## Exercise directions
Nothing but the lines holding the string "stock" should appear in the answer. Copy them from the entries.

::: Provided material

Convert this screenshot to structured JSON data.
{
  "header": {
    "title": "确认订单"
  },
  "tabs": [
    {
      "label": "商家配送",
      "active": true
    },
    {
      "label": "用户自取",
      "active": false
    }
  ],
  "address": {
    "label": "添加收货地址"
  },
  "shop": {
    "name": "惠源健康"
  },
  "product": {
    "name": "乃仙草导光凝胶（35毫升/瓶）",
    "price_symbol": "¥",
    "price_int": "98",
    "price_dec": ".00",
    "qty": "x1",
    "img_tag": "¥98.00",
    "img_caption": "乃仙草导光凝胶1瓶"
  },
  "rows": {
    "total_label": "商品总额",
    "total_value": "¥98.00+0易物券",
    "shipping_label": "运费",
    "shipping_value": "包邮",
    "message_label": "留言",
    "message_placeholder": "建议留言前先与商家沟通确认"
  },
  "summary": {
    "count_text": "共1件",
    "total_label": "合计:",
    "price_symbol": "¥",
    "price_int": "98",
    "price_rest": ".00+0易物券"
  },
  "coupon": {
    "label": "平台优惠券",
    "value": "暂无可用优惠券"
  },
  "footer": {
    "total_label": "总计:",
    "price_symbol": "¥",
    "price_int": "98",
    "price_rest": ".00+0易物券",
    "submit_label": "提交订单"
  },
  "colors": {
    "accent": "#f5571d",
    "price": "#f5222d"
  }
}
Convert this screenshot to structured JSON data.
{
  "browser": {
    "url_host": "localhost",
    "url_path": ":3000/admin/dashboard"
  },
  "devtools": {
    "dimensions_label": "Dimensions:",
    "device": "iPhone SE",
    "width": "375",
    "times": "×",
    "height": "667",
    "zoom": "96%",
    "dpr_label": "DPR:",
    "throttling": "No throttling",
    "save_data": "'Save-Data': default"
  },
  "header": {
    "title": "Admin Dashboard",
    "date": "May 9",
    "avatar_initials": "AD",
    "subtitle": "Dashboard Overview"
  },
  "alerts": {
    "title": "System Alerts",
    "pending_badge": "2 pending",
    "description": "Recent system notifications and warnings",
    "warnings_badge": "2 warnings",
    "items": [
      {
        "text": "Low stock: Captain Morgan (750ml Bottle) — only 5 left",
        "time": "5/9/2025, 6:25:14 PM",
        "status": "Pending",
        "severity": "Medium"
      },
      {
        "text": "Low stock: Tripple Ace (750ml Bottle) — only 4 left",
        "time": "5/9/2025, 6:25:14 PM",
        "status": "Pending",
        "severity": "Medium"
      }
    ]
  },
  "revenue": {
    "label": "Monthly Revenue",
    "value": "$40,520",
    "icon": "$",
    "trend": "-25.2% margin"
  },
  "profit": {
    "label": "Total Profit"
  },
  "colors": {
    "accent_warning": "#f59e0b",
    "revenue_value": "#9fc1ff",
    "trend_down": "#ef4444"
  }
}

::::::

## Problem solution
        "text": "Low stock: Captain Morgan (750ml Bottle) — only 5 left",
        "text": "Low stock: Tripple Ace (750ml Bottle) — only 4 left",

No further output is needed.